It is a remarkable thing, but only too consonant with human nature in all situations, that in the poor
and humble days of the East India Company, when it came to India literally as an adventurer, it came, nevertheless, as a Christian. The Charter of 1698 actually enacted that the Company should provide ministers, who were “to apply themselves to learn the native language of the country where they shall reside, the better to enable them to instruct
* Rajah Jay Narain, of Benares.
+ Ram Chundra. See his “Treatise on Maxima and Minima." Edited by Professor De Morgan.
# Prubhu Deen, A. D. 1819.
the Gentoos, that shall be servants or slaves of the said Company, in the Protestant religion.” And the early records of the Company show them at one* time sending out Bibles in several languages; at anotherf catechisms, ordering that “when any shall be able to repeat the catechism by heart, you may give to each of them two rupees for their encouragement.” And whatever were the faults of Robert Clive, who founded the Imperial era of the Company, he was no coward. In governing Heathens and Mahonmedans he was minded, like Sir John Lawrence in our day, to “be bound by our conscience, not by theirs;" and he boldly welcomed the great missionary Kiernander to Calcutta in 1758. What was it, then, that so entirely changed the policy of the East India Company? Prosperity, greatness, increase of territory, and goods ; want of faith in their own destiny, and in the God that shaped it! They first dropped the desire to convert “the Gentoos;" I then took the patronage of Juggernâth; and in their last days may be described as barely tolerant of native Christianity.
Well was it for India, and well for England too, that the Christian duty which the British India Government neglected, private Englishmen (and not only Englishmen, but Americans and Germans) came forward to perform; and the result of this missionary labour is from 150,000 to 200,000 Protestant native Christians in the present generation. The number is small in comparison with the population ; but I consider it large in comparison with the obstacles that had to be overcome.

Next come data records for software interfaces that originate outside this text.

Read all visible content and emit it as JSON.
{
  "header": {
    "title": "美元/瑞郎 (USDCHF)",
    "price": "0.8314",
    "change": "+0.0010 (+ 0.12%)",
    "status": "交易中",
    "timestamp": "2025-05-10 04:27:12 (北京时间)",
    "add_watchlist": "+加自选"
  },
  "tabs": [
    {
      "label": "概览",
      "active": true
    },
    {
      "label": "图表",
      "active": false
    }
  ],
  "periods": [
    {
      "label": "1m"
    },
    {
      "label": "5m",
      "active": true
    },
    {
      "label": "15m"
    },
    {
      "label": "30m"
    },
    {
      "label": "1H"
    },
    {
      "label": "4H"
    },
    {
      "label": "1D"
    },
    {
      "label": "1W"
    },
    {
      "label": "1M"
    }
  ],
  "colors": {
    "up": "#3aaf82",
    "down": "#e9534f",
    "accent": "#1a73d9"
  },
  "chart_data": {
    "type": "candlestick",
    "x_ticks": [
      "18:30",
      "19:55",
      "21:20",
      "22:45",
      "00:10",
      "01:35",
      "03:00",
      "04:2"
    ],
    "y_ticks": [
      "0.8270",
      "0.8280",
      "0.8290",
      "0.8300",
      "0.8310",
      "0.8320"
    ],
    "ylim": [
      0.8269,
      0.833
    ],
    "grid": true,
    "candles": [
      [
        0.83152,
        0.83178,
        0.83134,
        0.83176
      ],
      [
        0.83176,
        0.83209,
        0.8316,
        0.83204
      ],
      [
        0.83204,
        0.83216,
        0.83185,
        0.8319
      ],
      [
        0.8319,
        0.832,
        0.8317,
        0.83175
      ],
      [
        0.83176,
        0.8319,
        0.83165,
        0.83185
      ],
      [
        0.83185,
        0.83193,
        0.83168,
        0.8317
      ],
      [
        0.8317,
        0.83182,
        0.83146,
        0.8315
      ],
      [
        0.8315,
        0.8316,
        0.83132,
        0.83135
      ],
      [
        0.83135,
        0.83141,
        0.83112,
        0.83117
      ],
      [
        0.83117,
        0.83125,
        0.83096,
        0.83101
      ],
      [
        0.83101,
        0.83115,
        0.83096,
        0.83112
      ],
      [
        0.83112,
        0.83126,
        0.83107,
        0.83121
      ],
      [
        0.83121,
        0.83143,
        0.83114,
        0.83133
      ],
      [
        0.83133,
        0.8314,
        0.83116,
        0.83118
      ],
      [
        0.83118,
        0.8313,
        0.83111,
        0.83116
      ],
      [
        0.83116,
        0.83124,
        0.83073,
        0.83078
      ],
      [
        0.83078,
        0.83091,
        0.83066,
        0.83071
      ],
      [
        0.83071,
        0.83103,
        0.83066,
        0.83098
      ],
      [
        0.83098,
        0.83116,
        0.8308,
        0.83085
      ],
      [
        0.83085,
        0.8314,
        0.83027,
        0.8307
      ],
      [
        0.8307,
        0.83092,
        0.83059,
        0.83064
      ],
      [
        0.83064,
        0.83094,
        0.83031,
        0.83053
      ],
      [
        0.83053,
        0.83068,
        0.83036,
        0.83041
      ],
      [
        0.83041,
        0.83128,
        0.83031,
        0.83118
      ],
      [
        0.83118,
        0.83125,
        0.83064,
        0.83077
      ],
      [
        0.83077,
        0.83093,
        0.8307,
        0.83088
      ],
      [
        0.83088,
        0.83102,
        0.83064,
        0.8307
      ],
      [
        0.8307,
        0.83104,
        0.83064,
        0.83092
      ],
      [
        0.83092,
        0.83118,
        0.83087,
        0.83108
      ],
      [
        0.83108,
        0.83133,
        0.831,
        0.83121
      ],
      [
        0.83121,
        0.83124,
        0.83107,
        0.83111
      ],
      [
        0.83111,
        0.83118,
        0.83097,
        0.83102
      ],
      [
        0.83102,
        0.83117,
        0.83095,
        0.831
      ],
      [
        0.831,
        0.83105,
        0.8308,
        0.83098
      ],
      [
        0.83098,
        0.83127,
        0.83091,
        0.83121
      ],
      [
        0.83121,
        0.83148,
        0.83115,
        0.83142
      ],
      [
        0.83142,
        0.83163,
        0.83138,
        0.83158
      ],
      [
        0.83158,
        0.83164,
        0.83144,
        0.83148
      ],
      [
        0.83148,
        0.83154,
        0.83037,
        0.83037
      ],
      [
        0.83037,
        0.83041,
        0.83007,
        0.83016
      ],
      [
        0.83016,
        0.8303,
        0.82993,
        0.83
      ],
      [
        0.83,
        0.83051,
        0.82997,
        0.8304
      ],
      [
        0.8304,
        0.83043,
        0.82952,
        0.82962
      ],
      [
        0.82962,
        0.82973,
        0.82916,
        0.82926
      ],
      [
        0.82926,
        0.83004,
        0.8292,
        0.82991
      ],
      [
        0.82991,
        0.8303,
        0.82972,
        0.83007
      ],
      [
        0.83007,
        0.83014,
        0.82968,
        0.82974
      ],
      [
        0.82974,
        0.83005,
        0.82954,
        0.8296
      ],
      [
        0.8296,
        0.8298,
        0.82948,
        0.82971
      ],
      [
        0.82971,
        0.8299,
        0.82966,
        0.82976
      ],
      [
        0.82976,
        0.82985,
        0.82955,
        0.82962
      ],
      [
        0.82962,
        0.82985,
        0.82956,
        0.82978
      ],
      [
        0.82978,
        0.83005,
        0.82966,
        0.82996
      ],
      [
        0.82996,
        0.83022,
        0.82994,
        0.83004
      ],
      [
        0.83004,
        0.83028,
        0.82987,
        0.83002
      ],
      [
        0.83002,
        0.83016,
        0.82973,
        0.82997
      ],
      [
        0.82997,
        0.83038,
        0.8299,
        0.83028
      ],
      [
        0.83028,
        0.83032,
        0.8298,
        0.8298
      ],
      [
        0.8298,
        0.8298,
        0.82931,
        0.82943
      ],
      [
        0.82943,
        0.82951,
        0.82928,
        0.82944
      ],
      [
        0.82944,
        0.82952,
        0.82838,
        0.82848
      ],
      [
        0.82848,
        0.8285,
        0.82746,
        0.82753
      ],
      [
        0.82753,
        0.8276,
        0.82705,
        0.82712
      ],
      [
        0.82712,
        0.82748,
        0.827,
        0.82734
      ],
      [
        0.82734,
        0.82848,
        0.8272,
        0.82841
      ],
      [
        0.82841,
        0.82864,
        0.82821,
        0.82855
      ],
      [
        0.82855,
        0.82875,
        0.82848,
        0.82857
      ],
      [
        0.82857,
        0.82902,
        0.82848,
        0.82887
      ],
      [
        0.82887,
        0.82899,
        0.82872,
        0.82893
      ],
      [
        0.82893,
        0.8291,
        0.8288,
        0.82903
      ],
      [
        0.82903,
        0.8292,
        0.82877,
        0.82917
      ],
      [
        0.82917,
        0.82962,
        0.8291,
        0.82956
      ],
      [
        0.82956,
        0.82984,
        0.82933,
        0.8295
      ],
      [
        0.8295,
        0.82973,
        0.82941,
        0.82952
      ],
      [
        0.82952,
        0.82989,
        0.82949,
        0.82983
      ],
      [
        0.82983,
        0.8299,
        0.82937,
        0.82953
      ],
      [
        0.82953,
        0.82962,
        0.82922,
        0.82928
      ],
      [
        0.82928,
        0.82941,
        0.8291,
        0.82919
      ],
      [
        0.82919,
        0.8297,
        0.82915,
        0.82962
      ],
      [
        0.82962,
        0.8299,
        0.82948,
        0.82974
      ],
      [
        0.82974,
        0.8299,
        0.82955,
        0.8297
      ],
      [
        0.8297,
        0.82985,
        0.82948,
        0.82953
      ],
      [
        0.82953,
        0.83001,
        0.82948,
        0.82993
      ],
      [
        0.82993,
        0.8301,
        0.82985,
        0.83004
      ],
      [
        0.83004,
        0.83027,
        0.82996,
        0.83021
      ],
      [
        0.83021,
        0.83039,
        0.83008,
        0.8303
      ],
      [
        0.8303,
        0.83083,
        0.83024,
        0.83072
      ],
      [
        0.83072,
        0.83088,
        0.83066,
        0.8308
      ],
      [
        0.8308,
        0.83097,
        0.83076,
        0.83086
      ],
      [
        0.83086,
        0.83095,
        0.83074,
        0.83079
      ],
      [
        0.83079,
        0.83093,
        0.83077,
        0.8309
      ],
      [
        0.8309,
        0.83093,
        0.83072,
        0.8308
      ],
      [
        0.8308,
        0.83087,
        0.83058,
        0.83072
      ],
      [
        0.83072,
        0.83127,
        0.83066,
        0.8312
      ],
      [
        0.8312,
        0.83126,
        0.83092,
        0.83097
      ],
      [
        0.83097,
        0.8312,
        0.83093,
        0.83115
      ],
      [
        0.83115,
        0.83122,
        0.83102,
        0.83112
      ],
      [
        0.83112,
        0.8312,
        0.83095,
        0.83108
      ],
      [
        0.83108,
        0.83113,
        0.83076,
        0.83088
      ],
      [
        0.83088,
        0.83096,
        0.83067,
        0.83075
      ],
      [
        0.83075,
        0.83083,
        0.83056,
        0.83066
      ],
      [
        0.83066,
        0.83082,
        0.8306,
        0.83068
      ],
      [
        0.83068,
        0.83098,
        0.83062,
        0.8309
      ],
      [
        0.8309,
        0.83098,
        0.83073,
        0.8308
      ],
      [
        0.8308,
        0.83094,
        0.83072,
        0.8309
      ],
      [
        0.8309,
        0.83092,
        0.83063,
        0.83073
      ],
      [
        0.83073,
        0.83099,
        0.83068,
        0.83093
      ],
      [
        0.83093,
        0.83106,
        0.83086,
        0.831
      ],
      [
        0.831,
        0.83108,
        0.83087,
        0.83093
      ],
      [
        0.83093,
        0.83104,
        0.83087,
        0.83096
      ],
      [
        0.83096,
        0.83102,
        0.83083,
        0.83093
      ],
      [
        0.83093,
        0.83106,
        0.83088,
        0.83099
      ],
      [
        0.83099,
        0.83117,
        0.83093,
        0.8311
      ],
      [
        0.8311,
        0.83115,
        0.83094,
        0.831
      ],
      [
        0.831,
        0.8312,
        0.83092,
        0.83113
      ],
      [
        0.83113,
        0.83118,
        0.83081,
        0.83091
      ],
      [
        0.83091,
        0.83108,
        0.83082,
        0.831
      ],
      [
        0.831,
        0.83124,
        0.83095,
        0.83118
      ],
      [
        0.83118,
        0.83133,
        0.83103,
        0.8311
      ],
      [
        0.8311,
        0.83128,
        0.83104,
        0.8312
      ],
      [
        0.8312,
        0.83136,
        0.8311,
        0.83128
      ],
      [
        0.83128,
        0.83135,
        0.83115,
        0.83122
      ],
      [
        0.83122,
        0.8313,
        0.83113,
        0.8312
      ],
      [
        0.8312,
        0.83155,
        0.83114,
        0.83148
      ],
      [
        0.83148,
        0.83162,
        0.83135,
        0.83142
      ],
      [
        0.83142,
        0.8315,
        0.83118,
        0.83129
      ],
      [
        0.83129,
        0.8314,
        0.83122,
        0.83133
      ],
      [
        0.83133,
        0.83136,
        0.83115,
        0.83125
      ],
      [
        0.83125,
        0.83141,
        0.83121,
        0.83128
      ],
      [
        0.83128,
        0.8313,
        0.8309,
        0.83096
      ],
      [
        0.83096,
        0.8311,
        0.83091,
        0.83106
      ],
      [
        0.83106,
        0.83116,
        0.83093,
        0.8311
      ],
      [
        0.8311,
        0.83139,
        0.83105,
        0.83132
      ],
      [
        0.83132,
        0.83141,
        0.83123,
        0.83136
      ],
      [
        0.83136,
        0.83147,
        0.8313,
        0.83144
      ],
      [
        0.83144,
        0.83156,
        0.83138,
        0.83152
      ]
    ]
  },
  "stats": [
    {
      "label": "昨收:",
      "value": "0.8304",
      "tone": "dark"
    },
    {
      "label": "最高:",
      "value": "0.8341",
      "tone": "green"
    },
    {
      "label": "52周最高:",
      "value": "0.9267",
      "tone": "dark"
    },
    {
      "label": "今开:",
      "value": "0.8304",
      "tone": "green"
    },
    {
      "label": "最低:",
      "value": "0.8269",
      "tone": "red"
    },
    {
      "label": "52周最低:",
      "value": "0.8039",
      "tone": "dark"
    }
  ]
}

The Bible has now been anslated into many dialects. A Christian literature is slowly springing up. And, above all, the Native Church has reached that stage when it can
February, 1659. † A. D. 1677.
Corruption of a Portuguese word signifying Gentiles.